Early withdrawal of life-sustaining treatment due to expected poor prognosis is responsible for the majority of in-house deaths in severe traumatic brain injury (TBI). With increased focus on the decision and timing of withdrawal of care in patients with severe TBI, data on early neurological recovery in patients with a favorable outcome is needed to guide physicians and families.
The authors reviewed prospectively collected data obtained in 1241 patients with head injury who were treated between 1986 and 2012. Patients with severe TBI, motor Glasgow Coma Scale (mGCS) score < 6 on admission, and those who had favorable outcomes (Glasgow Outcome Scale [GOS] score of 4 or 5, indicating moderate disability or good recovery) at 6 months were selected. Baseline demographic, clinical, and imaging data were analyzed. The time from injury to the first record of following commands (mGCS score of 6) after injury was recorded. The temporal profile of GOS scores from discharge to 6 months after the injury was also assessed.
The authors studied 218 patients (183 male and 35 female) with a mean age of 28.9 ± 11.2 years. The majority of patients were able to follow commands (mGCS score of 6) within the 1st week after injury (71.4%), with the highest percentage of patients in this group recovering on Day 1 (28.6%). Recovery to the point of following commands beyond 2 weeks after the injury was seen in 14.8% of patients, who experienced significantly longer durations of intracranial pressure monitoring (p = 0.001) and neuromuscular blockade (p < 0.001). In comparison with patients with moderate disability, patients with good recovery had a higher initial GCS score (p = 0.01), lower incidence of anisocoria at admission (p = 0.048), and a shorter ICU stay (p < 0.001) and total hospital stay (p < 0.001). There was considerable improvement in GOS scores from discharge to follow-up at 6 months.
Up to 15% of patients with a favorable outcome after severe TBI may begin to follow commands beyond 2 weeks after the injury.

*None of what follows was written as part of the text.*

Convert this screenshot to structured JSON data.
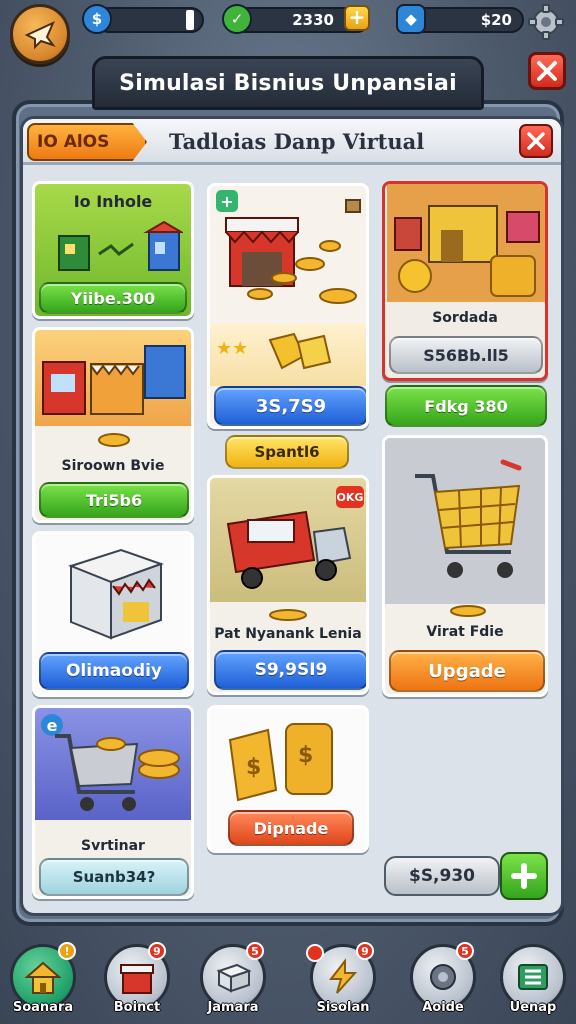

These data caution against early withdrawal of life-sustaining treatment in patients with severe TBI.